Brian Allee-Walsh

Payton, Saints embarrass Bounty villain Gregg Williams and overmatched Rams

New Orleans Saints coach Sean Payton.
New Orleans Saints coach Sean Payton. Associated Press

It obviously was personal Sunday at the Mercedes-Benz Superdome.

It clearly was more than just another game for New Orleans Saints coach Sean Payton.

How else could one explain why Payton thoroughly embarrassed Los Angeles Rams defensive coordinator Gregg Williams, the alleged mastermind of the infamous Bounty scandal that rocked the Saints franchise in 2012.

On this day, the points and yards were Bounty-ful for the Black and Gold (5-6), who routed the defensive-minded Rams 49-21 and kept pace with the NFC South-leading Atlanta Falcons (7-4).

Sunday’s beat-down marked the first meeting between the two men who drew unprecedented season-long suspensions from the league office for their roles in the alleged scheme that rewarded Saints players with money for injuring opposing players.

And while the two coaches who conspired to help the Saints win Super Bowl XLIV in the 2009 season took the high road before and after the game, Payton made it abundantly clear that he holds no soft spot in his heart for Williams.

That was never more evident than early in the fourth quarter with the Saints holding a commanding 42-21 lead.
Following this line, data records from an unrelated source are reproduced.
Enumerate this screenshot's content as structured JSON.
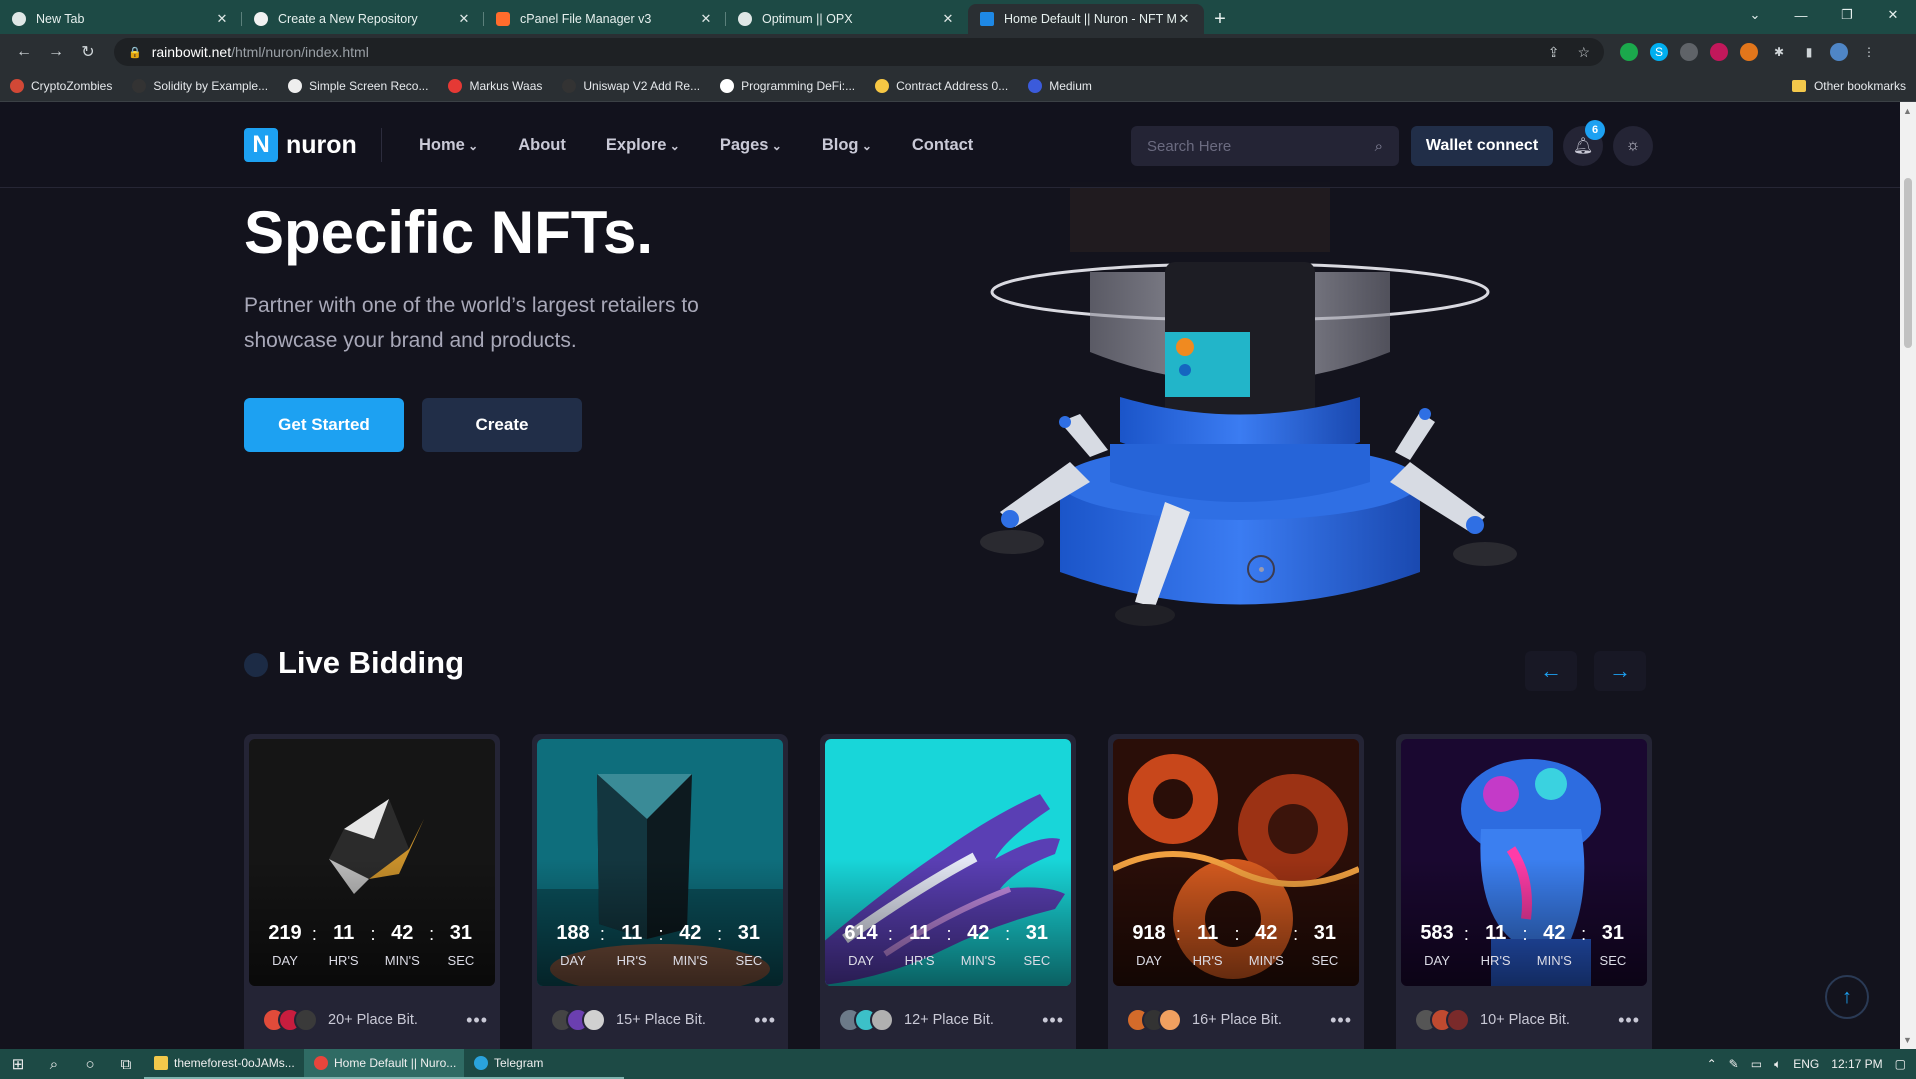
{
  "browser": {
    "tabs": [
      {
        "label": "New Tab",
        "icon": "chrome-icon"
      },
      {
        "label": "Create a New Repository",
        "icon": "github-icon"
      },
      {
        "label": "cPanel File Manager v3",
        "icon": "cpanel-icon"
      },
      {
        "label": "Optimum || OPX",
        "icon": "globe-icon"
      },
      {
        "label": "Home Default || Nuron - NFT Marketplace",
        "icon": "nuron-icon"
      }
    ],
    "url_host": "rainbowit.net",
    "url_path": "/html/nuron/index.html",
    "bookmarks": [
      "CryptoZombies",
      "Solidity by Example...",
      "Simple Screen Reco...",
      "Markus Waas",
      "Uniswap V2 Add Re...",
      "Programming DeFi:...",
      "Contract Address 0...",
      "Medium"
    ],
    "other_bookmarks": "Other bookmarks"
  },
  "site": {
    "logo_letter": "N",
    "logo_text": "nuron",
    "nav": [
      "Home",
      "About",
      "Explore",
      "Pages",
      "Blog",
      "Contact"
    ],
    "search_placeholder": "Search Here",
    "wallet_label": "Wallet connect",
    "notification_count": "6"
  },
  "hero": {
    "title": "Specific NFTs.",
    "description": "Partner with one of the world’s largest retailers to showcase your brand and products.",
    "primary_button": "Get Started",
    "secondary_button": "Create"
  },
  "live_bidding": {
    "title": "Live Bidding",
    "labels": {
      "day": "DAY",
      "hours": "HR'S",
      "minutes": "MIN'S",
      "seconds": "SEC"
    },
    "cards": [
      {
        "day": "219",
        "hours": "11",
        "minutes": "42",
        "seconds": "31",
        "bid": "20+ Place Bit.",
        "art": "black-gem"
      },
      {
        "day": "188",
        "hours": "11",
        "minutes": "42",
        "seconds": "31",
        "bid": "15+ Place Bit.",
        "art": "teal-prism"
      },
      {
        "day": "614",
        "hours": "11",
        "minutes": "42",
        "seconds": "31",
        "bid": "12+ Place Bit.",
        "art": "holographic-hand"
      },
      {
        "day": "918",
        "hours": "11",
        "minutes": "42",
        "seconds": "31",
        "bid": "16+ Place Bit.",
        "art": "orange-swirl"
      },
      {
        "day": "583",
        "hours": "11",
        "minutes": "42",
        "seconds": "31",
        "bid": "10+ Place Bit.",
        "art": "neon-bust"
      }
    ]
  },
  "taskbar": {
    "apps": [
      "themeforest-0oJAMs...",
      "Home Default || Nuro...",
      "Telegram"
    ],
    "language": "ENG",
    "time": "12:17 PM"
  },
  "colors": {
    "accent": "#1da1f2",
    "background": "#13131d",
    "card": "#242435",
    "button_dark": "#212e48"
  }
}
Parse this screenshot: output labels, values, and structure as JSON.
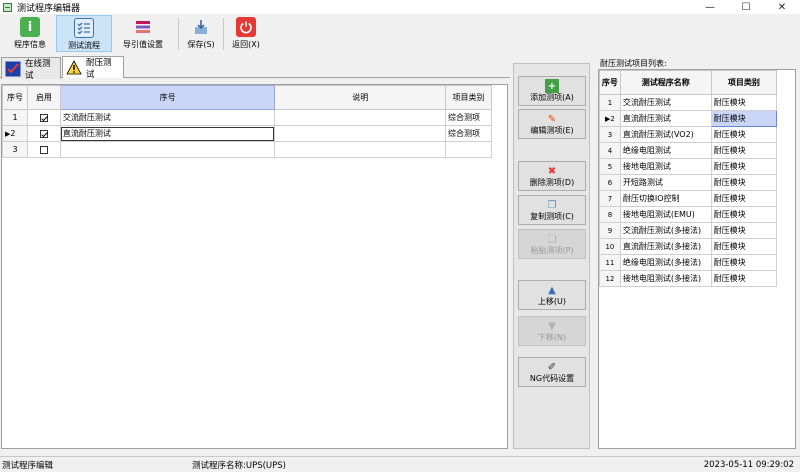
{
  "window": {
    "title": "测试程序编辑器",
    "controls": {
      "minimize": "—",
      "maximize": "☐",
      "close": "✕"
    }
  },
  "toolbar": {
    "items": [
      {
        "label": "程序信息",
        "icon": "info-icon",
        "color": "#4caf50"
      },
      {
        "label": "测试流程",
        "icon": "checklist-icon",
        "color": "#3f6fb5"
      },
      {
        "label": "导引值设置",
        "icon": "settings-grid-icon",
        "color": "#c2185b"
      },
      {
        "label": "保存(S)",
        "icon": "save-icon",
        "color": "#5a8fc9"
      },
      {
        "label": "返回(X)",
        "icon": "power-icon",
        "color": "#e53935"
      }
    ]
  },
  "tabs": [
    {
      "label": "在线测试",
      "icon": "check-mark-icon"
    },
    {
      "label": "耐压测试",
      "icon": "warning-icon"
    }
  ],
  "main_grid": {
    "headers": [
      "序号",
      "启用",
      "序号",
      "说明",
      "项目类别"
    ],
    "rows": [
      {
        "num": "1",
        "enabled": true,
        "name": "交流耐压测试",
        "desc": "",
        "category": "综合测项"
      },
      {
        "num": "2",
        "enabled": true,
        "name": "直流耐压测试",
        "desc": "",
        "category": "综合测项"
      },
      {
        "num": "3",
        "enabled": false,
        "name": "",
        "desc": "",
        "category": ""
      }
    ]
  },
  "side_buttons": [
    {
      "label": "添加测项(A)",
      "icon": "plus-icon",
      "enabled": true
    },
    {
      "label": "编辑测项(E)",
      "icon": "edit-icon",
      "enabled": true
    },
    {
      "label": "删除测项(D)",
      "icon": "delete-icon",
      "enabled": true
    },
    {
      "label": "复制测项(C)",
      "icon": "copy-icon",
      "enabled": true
    },
    {
      "label": "粘贴测项(P)",
      "icon": "paste-icon",
      "enabled": false
    },
    {
      "label": "上移(U)",
      "icon": "arrow-up-icon",
      "enabled": true
    },
    {
      "label": "下移(N)",
      "icon": "arrow-down-icon",
      "enabled": false
    },
    {
      "label": "NG代码设置",
      "icon": "pencil-icon",
      "enabled": true
    }
  ],
  "right_list": {
    "label": "耐压测试项目列表:",
    "headers": [
      "序号",
      "测试程序名称",
      "项目类别"
    ],
    "rows": [
      {
        "num": "1",
        "name": "交流耐压测试",
        "category": "耐压模块"
      },
      {
        "num": "2",
        "name": "直流耐压测试",
        "category": "耐压模块"
      },
      {
        "num": "3",
        "name": "直流耐压测试(VO2)",
        "category": "耐压模块"
      },
      {
        "num": "4",
        "name": "绝缘电阻测试",
        "category": "耐压模块"
      },
      {
        "num": "5",
        "name": "接地电阻测试",
        "category": "耐压模块"
      },
      {
        "num": "6",
        "name": "开短路测试",
        "category": "耐压模块"
      },
      {
        "num": "7",
        "name": "耐压切换IO控制",
        "category": "耐压模块"
      },
      {
        "num": "8",
        "name": "接地电阻测试(EMU)",
        "category": "耐压模块"
      },
      {
        "num": "9",
        "name": "交流耐压测试(多接法)",
        "category": "耐压模块"
      },
      {
        "num": "10",
        "name": "直流耐压测试(多接法)",
        "category": "耐压模块"
      },
      {
        "num": "11",
        "name": "绝缘电阻测试(多接法)",
        "category": "耐压模块"
      },
      {
        "num": "12",
        "name": "接地电阻测试(多接法)",
        "category": "耐压模块"
      }
    ]
  },
  "status": {
    "left": "测试程序编辑",
    "program": "测试程序名称:UPS(UPS)",
    "datetime": "2023-05-11  09:29:02"
  }
}
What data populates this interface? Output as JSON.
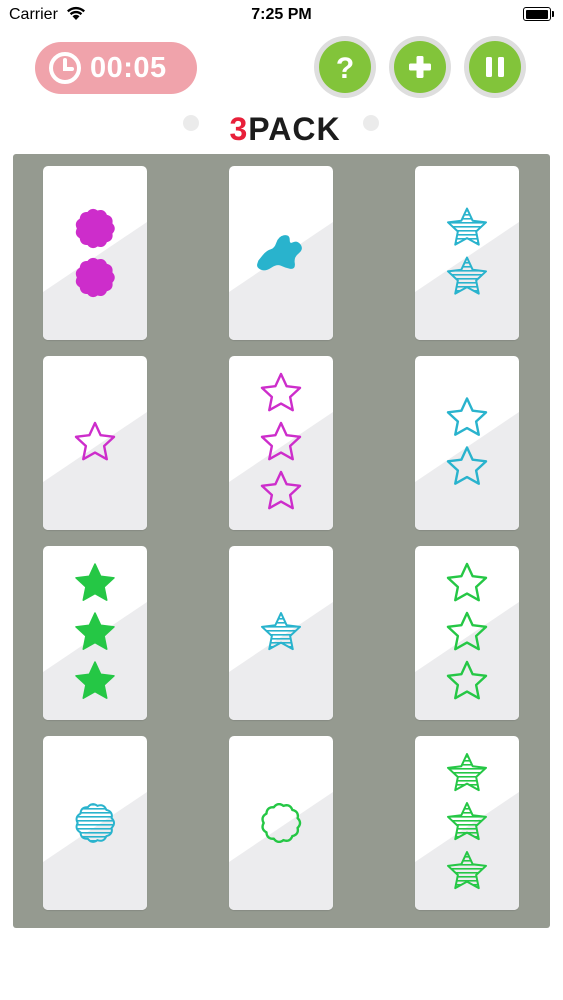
{
  "status_bar": {
    "carrier": "Carrier",
    "time": "7:25 PM"
  },
  "header": {
    "timer": "00:05",
    "help_button": "?",
    "add_button": "+",
    "pause_button": "II",
    "logo_text": "3PACK"
  },
  "colors": {
    "magenta": "#cd2dcb",
    "cyan": "#29b3cd",
    "green": "#25c745",
    "button_green": "#82c43a",
    "timer_pink": "#f0a3ab",
    "board_gray": "#959a90",
    "logo_red": "#e8203a"
  },
  "cards": [
    {
      "count": 2,
      "shape": "flower",
      "fill": "solid",
      "color": "magenta"
    },
    {
      "count": 1,
      "shape": "splat",
      "fill": "solid",
      "color": "cyan"
    },
    {
      "count": 2,
      "shape": "star",
      "fill": "striped",
      "color": "cyan"
    },
    {
      "count": 1,
      "shape": "star",
      "fill": "outline",
      "color": "magenta"
    },
    {
      "count": 3,
      "shape": "star",
      "fill": "outline",
      "color": "magenta"
    },
    {
      "count": 2,
      "shape": "star",
      "fill": "outline",
      "color": "cyan"
    },
    {
      "count": 3,
      "shape": "star",
      "fill": "solid",
      "color": "green"
    },
    {
      "count": 1,
      "shape": "star",
      "fill": "striped",
      "color": "cyan"
    },
    {
      "count": 3,
      "shape": "star",
      "fill": "outline",
      "color": "green"
    },
    {
      "count": 1,
      "shape": "flower",
      "fill": "striped",
      "color": "cyan"
    },
    {
      "count": 1,
      "shape": "flower",
      "fill": "outline",
      "color": "green"
    },
    {
      "count": 3,
      "shape": "star",
      "fill": "striped",
      "color": "green"
    }
  ]
}
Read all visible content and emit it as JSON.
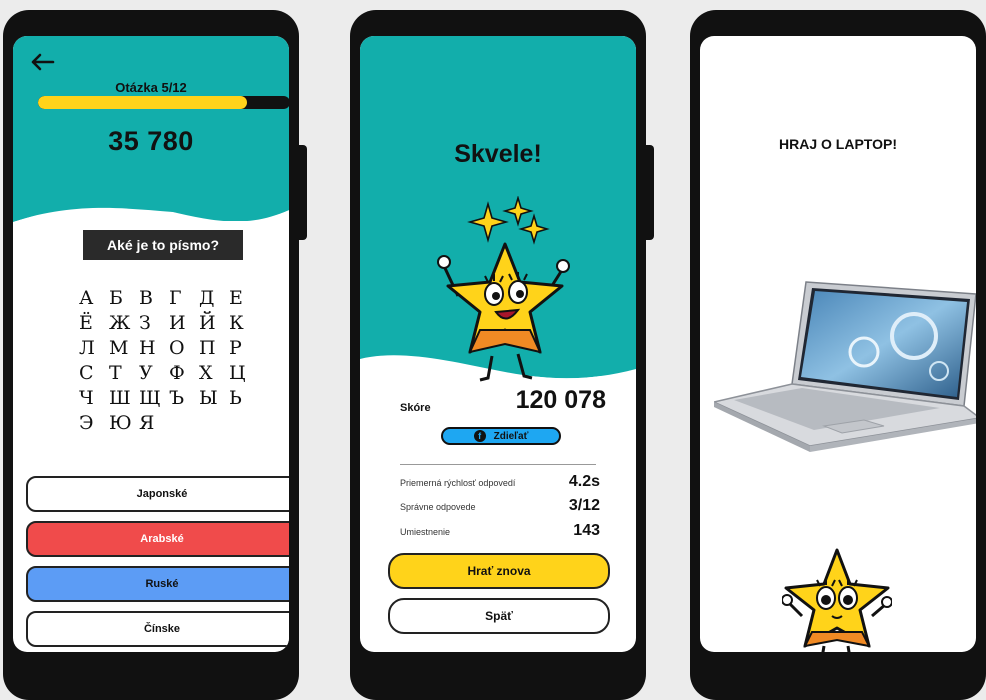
{
  "phone1": {
    "question_label": "Otázka 5/12",
    "progress_fraction": 0.83,
    "score": "35 780",
    "prompt": "Aké je to písmo?",
    "letters": [
      [
        "А",
        "Б",
        "В",
        "Г",
        "Д",
        "Е"
      ],
      [
        "Ё",
        "Ж",
        "З",
        "И",
        "Й",
        "К"
      ],
      [
        "Л",
        "М",
        "Н",
        "О",
        "П",
        "Р"
      ],
      [
        "С",
        "Т",
        "У",
        "Ф",
        "Х",
        "Ц"
      ],
      [
        "Ч",
        "Ш",
        "Щ",
        "Ъ",
        "Ы",
        "Ь"
      ],
      [
        "Э",
        "Ю",
        "Я"
      ]
    ],
    "answers": [
      {
        "label": "Japonské",
        "color": "#ffffff",
        "text_color": "#111111"
      },
      {
        "label": "Arabské",
        "color": "#f04b4b",
        "text_color": "#ffffff"
      },
      {
        "label": "Ruské",
        "color": "#5c9cf5",
        "text_color": "#111111"
      },
      {
        "label": "Čínske",
        "color": "#ffffff",
        "text_color": "#111111"
      }
    ]
  },
  "phone2": {
    "title": "Skvele!",
    "score_label": "Skóre",
    "score_value": "120 078",
    "share_label": "Zdieľať",
    "stats": [
      {
        "label": "Priemerná rýchlosť odpovedí",
        "value": "4.2s"
      },
      {
        "label": "Správne odpovede",
        "value": "3/12"
      },
      {
        "label": "Umiestnenie",
        "value": "143"
      }
    ],
    "play_again": "Hrať znova",
    "back": "Späť"
  },
  "phone3": {
    "title": "HRAJ O LAPTOP!"
  },
  "colors": {
    "teal": "#12aeab",
    "yellow": "#ffd31a",
    "red": "#f04b4b",
    "blue": "#5c9cf5",
    "share_blue": "#1ea7f2",
    "dark": "#111111"
  },
  "icons": [
    "back-arrow-icon",
    "facebook-icon",
    "sparkle-icon",
    "star-mascot",
    "laptop-image"
  ]
}
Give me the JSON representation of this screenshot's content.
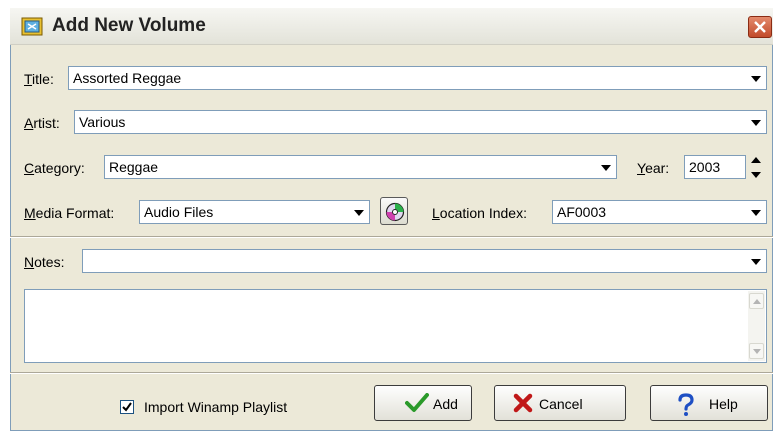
{
  "window": {
    "title": "Add New Volume"
  },
  "fields": {
    "title": {
      "label_u": "T",
      "label_rest": "itle:",
      "value": "Assorted Reggae"
    },
    "artist": {
      "label_u": "A",
      "label_rest": "rtist:",
      "value": "Various"
    },
    "category": {
      "label_u": "C",
      "label_rest": "ategory:",
      "value": "Reggae"
    },
    "year": {
      "label_u": "Y",
      "label_rest": "ear:",
      "value": "2003"
    },
    "media_format": {
      "label_u": "M",
      "label_rest": "edia Format:",
      "value": "Audio Files"
    },
    "location_index": {
      "label_u": "L",
      "label_rest": "ocation Index:",
      "value": "AF0003"
    },
    "notes": {
      "label_u": "N",
      "label_rest": "otes:",
      "value": ""
    }
  },
  "import_playlist": {
    "label": "Import Winamp Playlist",
    "checked": true
  },
  "buttons": {
    "add": "Add",
    "cancel": "Cancel",
    "help": "Help"
  },
  "icons": {
    "app": "book-icon",
    "close": "close-icon",
    "cd": "cd-icon",
    "add": "checkmark-icon",
    "cancel": "x-icon",
    "help": "question-icon"
  },
  "colors": {
    "titlebar": "#ecebe4",
    "close": "#d2603e",
    "check_green": "#2a9a2a",
    "cancel_red": "#c01818",
    "help_blue": "#1e4fc4"
  }
}
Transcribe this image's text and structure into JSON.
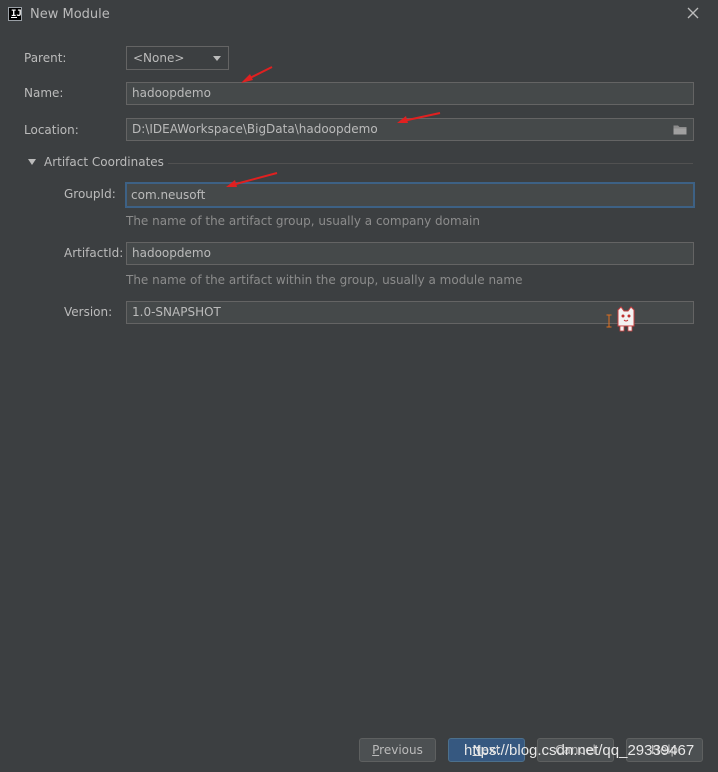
{
  "window": {
    "title": "New Module"
  },
  "form": {
    "parent": {
      "label": "Parent:",
      "value": "<None>"
    },
    "name": {
      "label": "Name:",
      "value": "hadoopdemo"
    },
    "location": {
      "label": "Location:",
      "value": "D:\\IDEAWorkspace\\BigData\\hadoopdemo"
    }
  },
  "artifact": {
    "section_title": "Artifact Coordinates",
    "group_id": {
      "label": "GroupId:",
      "value": "com.neusoft",
      "hint": "The name of the artifact group, usually a company domain"
    },
    "artifact_id": {
      "label": "ArtifactId:",
      "value": "hadoopdemo",
      "hint": "The name of the artifact within the group, usually a module name"
    },
    "version": {
      "label": "Version:",
      "value": "1.0-SNAPSHOT"
    }
  },
  "buttons": {
    "previous_prefix": "",
    "previous_mnemonic": "P",
    "previous_rest": "revious",
    "next_mnemonic": "N",
    "next_rest": "ext",
    "cancel": "Cancel",
    "help": "Help"
  },
  "watermark": "https://blog.csdn.net/qq_29339467",
  "icons": {
    "app": "intellij-idea-icon",
    "close": "close-icon",
    "folder": "folder-icon"
  },
  "colors": {
    "background": "#3c3f41",
    "field": "#45494a",
    "focus": "#3d6185",
    "default_button": "#365880",
    "annotation_arrow": "#e02020"
  }
}
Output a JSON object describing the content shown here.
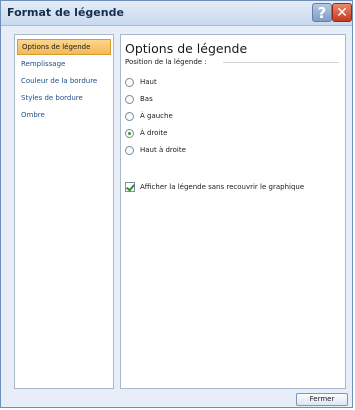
{
  "window": {
    "title": "Format de légende",
    "help_glyph": "?",
    "close_glyph": "✕"
  },
  "sidebar": {
    "items": [
      {
        "label": "Options de légende",
        "active": true
      },
      {
        "label": "Remplissage",
        "active": false
      },
      {
        "label": "Couleur de la bordure",
        "active": false
      },
      {
        "label": "Styles de bordure",
        "active": false
      },
      {
        "label": "Ombre",
        "active": false
      }
    ]
  },
  "panel": {
    "title": "Options de légende",
    "position_group_label": "Position de la légende :",
    "options": [
      {
        "label": "Haut",
        "checked": false
      },
      {
        "label": "Bas",
        "checked": false
      },
      {
        "label": "À gauche",
        "checked": false
      },
      {
        "label": "À droite",
        "checked": true
      },
      {
        "label": "Haut à droite",
        "checked": false
      }
    ],
    "overlay_checkbox": {
      "label": "Afficher la légende sans recouvrir le graphique",
      "checked": true
    }
  },
  "footer": {
    "close_label": "Fermer"
  },
  "colors": {
    "active_item": "#f4b954",
    "link_text": "#1f4d8b",
    "close_button": "#c4391d"
  }
}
On third-and-3 at midfield, a tendency presented itself and Payton pushed the right button, calling for a flea-flicker from wide receiver Willie Snead to running back Tim Hightower that resulted in a 50-yard catch-and-run touchdown.

“We got the right look and the timing was right,’’ Payton explained.

Overall, the Saints amassed 555 yards and scored seven touchdowns against an overmatched Rams defensive unit coached by Williams that had been yielding a meager 318.3 yards and 18.7 points per game.

Payton’s offense led by quarterback Drew Brees (4 TD passes, no INTs, 139.6 passer rating) and running back Mark Ingram (167 yards from scrimmage, 2 TDs) obliterated those numbers and crushed Williams’ ego in the process.

Twice in the first half the Saints went on fourth down inside the Rams’ 10 and twice scored touchdowns, both times triggering animated celebrations from Payton.

“Boom! Boom!’’ Payton shouted, thrusting a closed right fist downward after Ingram scored on fourth-and-goal from the Rams’ 10 with 9:38 remaining in the second quarter.

Payton repeated his antics after Brees scored on his patented QB-leap on fourth-and-goal from the 1 with 7:46 remaining in the second quarter.

Payton one upped himself early in the fourth quarter, doing four “Booms!’’ after Brees and Ingram connected on a 21-yard screen pass for a touchdown that extended the Saints lead to 35-21.

It came on third-and-17 and badly exposed Williams’ blitzing defense as Ingram took advantage of good downfield blocking and scored untouched.

On the Rams sideline, veteran head coach Jeff Fisher intently listened to a red-faced Williams explain why he called for all-out pressure from the wrong side of the field.

On the Saints sideline, a beaming Payton reveled in the moment.

“Sean had much, much fervor coming into this game,’’ Saints defensive end Cam Jordan said.

And it showed.